Purists may want to take a seat. I’ve done a lot of tampering with this seemingly classic Italian dish.
Some of the changes were from necessity, and others pure whim. I’ve made a pork version of this a few times, the sweetness of the marsala wine being a natural compliment to the flavors of the pork from Flying Pigs Farm. Yes, you read correctly—I used marsala wine in this bolognese sauce, casting aside the requisite red wine.
Since my remaining jarred tomatoes from last year’s harvest were packed with basil, I had to think fast. A few squirts of double-concentrated tomato paste went above and beyond the call of duty. It added a vibrant blast of tomato, and thickened the sauce very nicely too.
Perhaps the best news about this recipe is it’s 100% kid-approved. I made it for a friend recovering from surgery and her 3-year-old daughter whose tendency to shun food is the source of many “budding supermodel” jokes ate an entire serving. So, regardless of what you think about my bastardization of a beloved classic, you just have to trust me on this one.
What’s Cooking at In Jennie’s Kitchen:
serves four, or enough to dress 3/4 pound of pasta
Don’t cast aside the parsley as mere garnish here. This herb doesn’t get the credit it often deserves and really adds a fresh pop of flavor with each forkful.
1 tablespoon olive oil
1 pound (16 ounces) ground beef
1 small onion, finely chopped
Salt & freshly ground pepper, to taste
1/2 cup (112 ml) Marsala wine
2 tablespoons double concentrate tomato paste
1 1/2 cups (337 ml) water
Fresh chopped parsley, to serve
Heat the olive oil in a deep skillet over medium-high heat. Add the beef and, using the tip of fork, mash it down to nicely browned—you want to a form a crusty caramelized look to the bits of beef.
Add the onions to the pan and saute until lightly golden, about 2 minutes. Pour in the wine and, using a wooden spoon, scrape up the browned bits from the bottom of the pan. Stir in the tomato paste, making sure there are no lumps. Slowly stir in the water.

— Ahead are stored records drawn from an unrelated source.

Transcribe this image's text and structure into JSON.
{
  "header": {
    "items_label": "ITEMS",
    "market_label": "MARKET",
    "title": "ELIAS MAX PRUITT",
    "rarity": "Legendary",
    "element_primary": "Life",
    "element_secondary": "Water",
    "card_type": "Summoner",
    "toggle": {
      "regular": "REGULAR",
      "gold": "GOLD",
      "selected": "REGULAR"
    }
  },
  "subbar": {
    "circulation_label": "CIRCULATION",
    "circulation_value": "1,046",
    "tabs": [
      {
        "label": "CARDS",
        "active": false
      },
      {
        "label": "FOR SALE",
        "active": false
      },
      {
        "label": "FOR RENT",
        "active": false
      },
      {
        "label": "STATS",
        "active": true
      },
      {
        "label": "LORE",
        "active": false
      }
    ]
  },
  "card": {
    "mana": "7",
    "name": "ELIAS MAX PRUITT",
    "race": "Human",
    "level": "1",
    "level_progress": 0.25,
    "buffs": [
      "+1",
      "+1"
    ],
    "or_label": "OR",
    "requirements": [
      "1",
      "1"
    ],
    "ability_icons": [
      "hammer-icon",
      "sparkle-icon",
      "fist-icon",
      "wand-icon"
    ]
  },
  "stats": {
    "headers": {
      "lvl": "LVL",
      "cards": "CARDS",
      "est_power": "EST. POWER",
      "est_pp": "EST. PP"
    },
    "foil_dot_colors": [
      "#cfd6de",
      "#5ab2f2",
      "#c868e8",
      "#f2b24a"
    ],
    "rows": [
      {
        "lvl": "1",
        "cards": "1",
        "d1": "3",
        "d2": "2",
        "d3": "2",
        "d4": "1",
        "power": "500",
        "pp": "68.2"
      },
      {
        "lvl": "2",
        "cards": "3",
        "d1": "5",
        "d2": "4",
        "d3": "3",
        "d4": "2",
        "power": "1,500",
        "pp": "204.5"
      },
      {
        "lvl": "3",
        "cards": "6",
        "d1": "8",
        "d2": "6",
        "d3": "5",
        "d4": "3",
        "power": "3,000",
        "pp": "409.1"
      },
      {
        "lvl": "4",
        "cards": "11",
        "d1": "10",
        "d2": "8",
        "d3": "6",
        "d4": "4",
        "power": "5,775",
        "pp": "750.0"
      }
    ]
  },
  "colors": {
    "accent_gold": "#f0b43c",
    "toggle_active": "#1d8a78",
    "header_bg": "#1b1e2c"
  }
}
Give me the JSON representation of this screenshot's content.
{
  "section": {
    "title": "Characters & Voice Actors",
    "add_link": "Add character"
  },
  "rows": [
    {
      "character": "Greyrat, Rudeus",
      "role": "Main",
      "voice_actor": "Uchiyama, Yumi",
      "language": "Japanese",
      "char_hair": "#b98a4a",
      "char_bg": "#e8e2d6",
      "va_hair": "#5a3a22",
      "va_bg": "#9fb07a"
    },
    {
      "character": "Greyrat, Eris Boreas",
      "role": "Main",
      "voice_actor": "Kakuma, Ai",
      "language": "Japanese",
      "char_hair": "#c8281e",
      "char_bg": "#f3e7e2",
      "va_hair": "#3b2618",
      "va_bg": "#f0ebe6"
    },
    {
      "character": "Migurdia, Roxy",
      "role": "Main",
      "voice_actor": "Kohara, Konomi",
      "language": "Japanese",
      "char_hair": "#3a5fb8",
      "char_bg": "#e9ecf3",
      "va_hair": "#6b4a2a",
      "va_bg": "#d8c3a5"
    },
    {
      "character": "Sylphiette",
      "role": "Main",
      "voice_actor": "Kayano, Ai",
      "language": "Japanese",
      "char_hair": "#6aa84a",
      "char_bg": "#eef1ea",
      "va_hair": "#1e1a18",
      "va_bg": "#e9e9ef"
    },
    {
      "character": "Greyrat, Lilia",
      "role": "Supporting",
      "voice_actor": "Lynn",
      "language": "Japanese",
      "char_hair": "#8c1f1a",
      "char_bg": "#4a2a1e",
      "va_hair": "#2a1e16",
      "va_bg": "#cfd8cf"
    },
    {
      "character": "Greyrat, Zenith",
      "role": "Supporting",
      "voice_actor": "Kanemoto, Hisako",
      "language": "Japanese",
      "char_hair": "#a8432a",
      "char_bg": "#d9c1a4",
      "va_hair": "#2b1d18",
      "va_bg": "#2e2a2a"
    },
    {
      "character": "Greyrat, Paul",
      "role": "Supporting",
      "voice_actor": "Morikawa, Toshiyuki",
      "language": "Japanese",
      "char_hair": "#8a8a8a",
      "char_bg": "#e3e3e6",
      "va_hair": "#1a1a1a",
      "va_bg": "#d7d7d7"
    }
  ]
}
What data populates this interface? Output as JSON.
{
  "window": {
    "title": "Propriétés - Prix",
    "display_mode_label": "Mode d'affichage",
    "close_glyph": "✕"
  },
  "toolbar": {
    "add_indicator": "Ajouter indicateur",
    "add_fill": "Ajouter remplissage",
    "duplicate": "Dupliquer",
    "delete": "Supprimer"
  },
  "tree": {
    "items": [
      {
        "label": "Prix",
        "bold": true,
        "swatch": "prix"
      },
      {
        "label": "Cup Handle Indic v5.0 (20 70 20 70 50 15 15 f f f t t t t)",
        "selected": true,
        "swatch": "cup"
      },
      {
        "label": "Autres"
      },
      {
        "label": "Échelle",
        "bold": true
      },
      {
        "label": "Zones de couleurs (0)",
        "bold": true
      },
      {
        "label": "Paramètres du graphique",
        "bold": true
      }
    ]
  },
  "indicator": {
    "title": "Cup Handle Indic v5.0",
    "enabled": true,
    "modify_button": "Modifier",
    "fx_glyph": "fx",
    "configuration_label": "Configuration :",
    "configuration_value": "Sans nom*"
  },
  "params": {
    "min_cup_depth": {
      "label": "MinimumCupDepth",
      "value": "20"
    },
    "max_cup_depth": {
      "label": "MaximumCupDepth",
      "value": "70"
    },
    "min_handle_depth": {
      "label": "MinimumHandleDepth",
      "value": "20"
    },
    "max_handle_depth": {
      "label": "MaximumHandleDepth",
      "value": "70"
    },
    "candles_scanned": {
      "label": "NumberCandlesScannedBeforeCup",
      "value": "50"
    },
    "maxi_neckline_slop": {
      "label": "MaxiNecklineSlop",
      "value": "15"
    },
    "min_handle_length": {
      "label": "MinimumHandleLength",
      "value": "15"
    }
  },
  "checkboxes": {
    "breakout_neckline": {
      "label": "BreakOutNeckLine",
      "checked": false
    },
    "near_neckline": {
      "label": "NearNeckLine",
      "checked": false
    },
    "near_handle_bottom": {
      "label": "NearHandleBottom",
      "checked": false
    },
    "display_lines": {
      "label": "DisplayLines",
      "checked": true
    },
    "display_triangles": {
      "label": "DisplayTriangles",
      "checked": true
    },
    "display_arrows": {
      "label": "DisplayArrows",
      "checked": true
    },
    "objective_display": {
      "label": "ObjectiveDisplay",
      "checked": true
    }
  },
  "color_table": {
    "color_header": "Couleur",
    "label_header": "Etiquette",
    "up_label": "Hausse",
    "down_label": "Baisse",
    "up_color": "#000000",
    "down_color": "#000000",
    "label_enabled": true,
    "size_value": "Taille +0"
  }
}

Bring to a boil, then reduce simmer to a gentle simmer. Arrange lid on top of skillet so it is slightly ajar, and cook for 20 minutes. Serve with pasta or over polenta and sprinkle with parsley.